Component data from apps and pages
BEGIN

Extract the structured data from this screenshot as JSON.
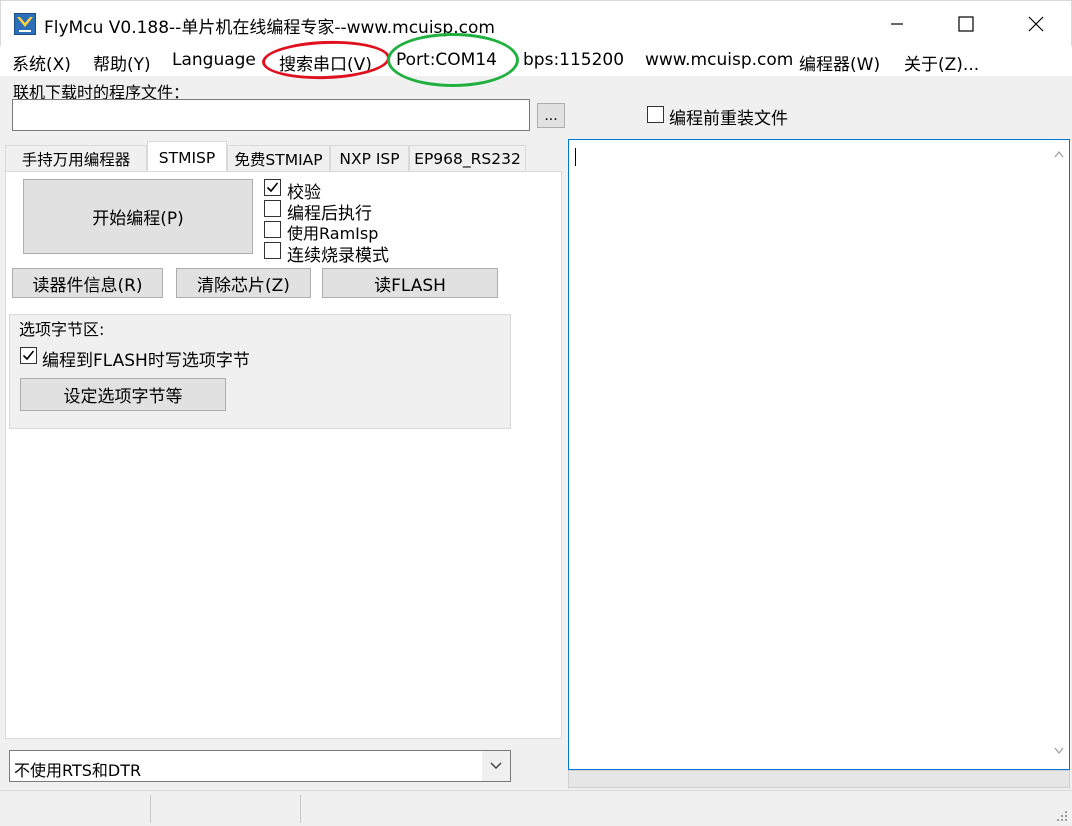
{
  "window": {
    "title": "FlyMcu V0.188--单片机在线编程专家--www.mcuisp.com",
    "minimize_symbol": "—",
    "maximize_symbol": "☐",
    "close_symbol": "✕"
  },
  "menu": {
    "system": "系统(X)",
    "help": "帮助(Y)",
    "language": "Language",
    "search_port": "搜索串口(V)",
    "port": "Port:COM14",
    "bps": "bps:115200",
    "website": "www.mcuisp.com",
    "programmer": "编程器(W)",
    "about": "关于(Z)..."
  },
  "annotations": {
    "red_oval_color": "#e0101e",
    "green_oval_color": "#20b040"
  },
  "file": {
    "label": "联机下载时的程序文件：",
    "path": "",
    "browse": "...",
    "reload_label": "编程前重装文件",
    "reload_checked": false
  },
  "tabs": [
    "手持万用编程器",
    "STMISP",
    "免费STMIAP",
    "NXP ISP",
    "EP968_RS232"
  ],
  "active_tab": "STMISP",
  "stmisp": {
    "start_program": "开始编程(P)",
    "options": [
      {
        "label": "校验",
        "checked": true
      },
      {
        "label": "编程后执行",
        "checked": false
      },
      {
        "label": "使用RamIsp",
        "checked": false
      },
      {
        "label": "连续烧录模式",
        "checked": false
      }
    ],
    "read_info": "读器件信息(R)",
    "erase_chip": "清除芯片(Z)",
    "read_flash": "读FLASH",
    "option_bytes": {
      "group_label": "选项字节区:",
      "write_label": "编程到FLASH时写选项字节",
      "write_checked": true,
      "set_button": "设定选项字节等"
    }
  },
  "rts_dtr": {
    "selected": "不使用RTS和DTR"
  },
  "log": {
    "text": ""
  }
}
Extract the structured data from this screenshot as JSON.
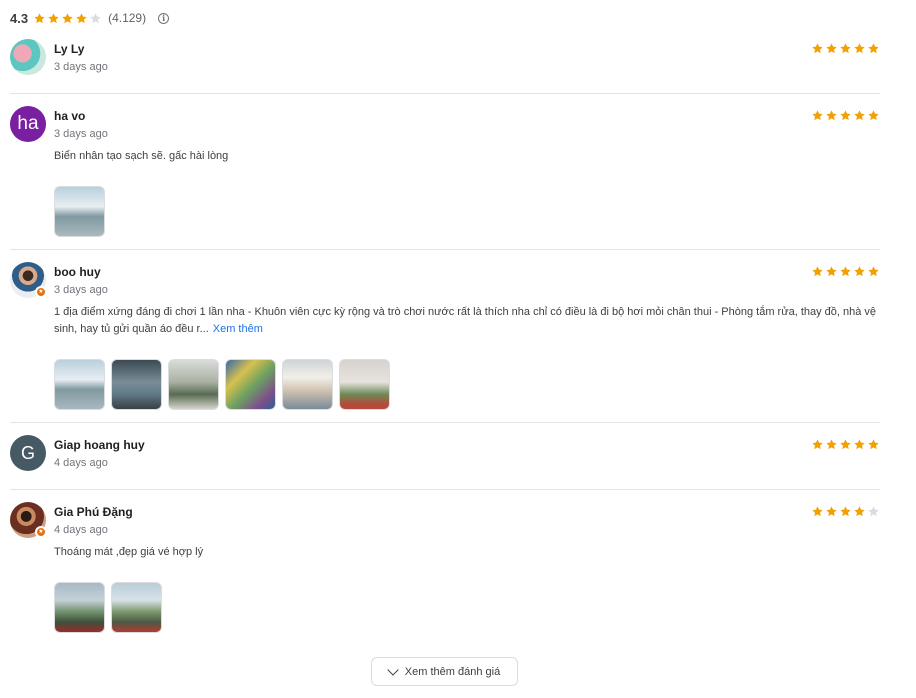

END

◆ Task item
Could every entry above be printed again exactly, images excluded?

◆ Answer to this exercise
Extract the structured data from this screenshot as JSON.
{
  "window": {
    "title": "FlyMcu V0.188--单片机在线编程专家--www.mcuisp.com",
    "minimize_symbol": "—",
    "maximize_symbol": "☐",
    "close_symbol": "✕"
  },
  "menu": {
    "system": "系统(X)",
    "help": "帮助(Y)",
    "language": "Language",
    "search_port": "搜索串口(V)",
    "port": "Port:COM14",
    "bps": "bps:115200",
    "website": "www.mcuisp.com",
    "programmer": "编程器(W)",
    "about": "关于(Z)..."
  },
  "annotations": {
    "red_oval_color": "#e0101e",
    "green_oval_color": "#20b040"
  },
  "file": {
    "label": "联机下载时的程序文件：",
    "path": "",
    "browse": "...",
    "reload_label": "编程前重装文件",
    "reload_checked": false
  },
  "tabs": [
    "手持万用编程器",
    "STMISP",
    "免费STMIAP",
    "NXP ISP",
    "EP968_RS232"
  ],
  "active_tab": "STMISP",
  "stmisp": {
    "start_program": "开始编程(P)",
    "options": [
      {
        "label": "校验",
        "checked": true
      },
      {
        "label": "编程后执行",
        "checked": false
      },
      {
        "label": "使用RamIsp",
        "checked": false
      },
      {
        "label": "连续烧录模式",
        "checked": false
      }
    ],
    "read_info": "读器件信息(R)",
    "erase_chip": "清除芯片(Z)",
    "read_flash": "读FLASH",
    "option_bytes": {
      "group_label": "选项字节区:",
      "write_label": "编程到FLASH时写选项字节",
      "write_checked": true,
      "set_button": "设定选项字节等"
    }
  },
  "rts_dtr": {
    "selected": "不使用RTS和DTR"
  },
  "log": {
    "text": ""
  }
}
Extract the structured data from this screenshot as JSON.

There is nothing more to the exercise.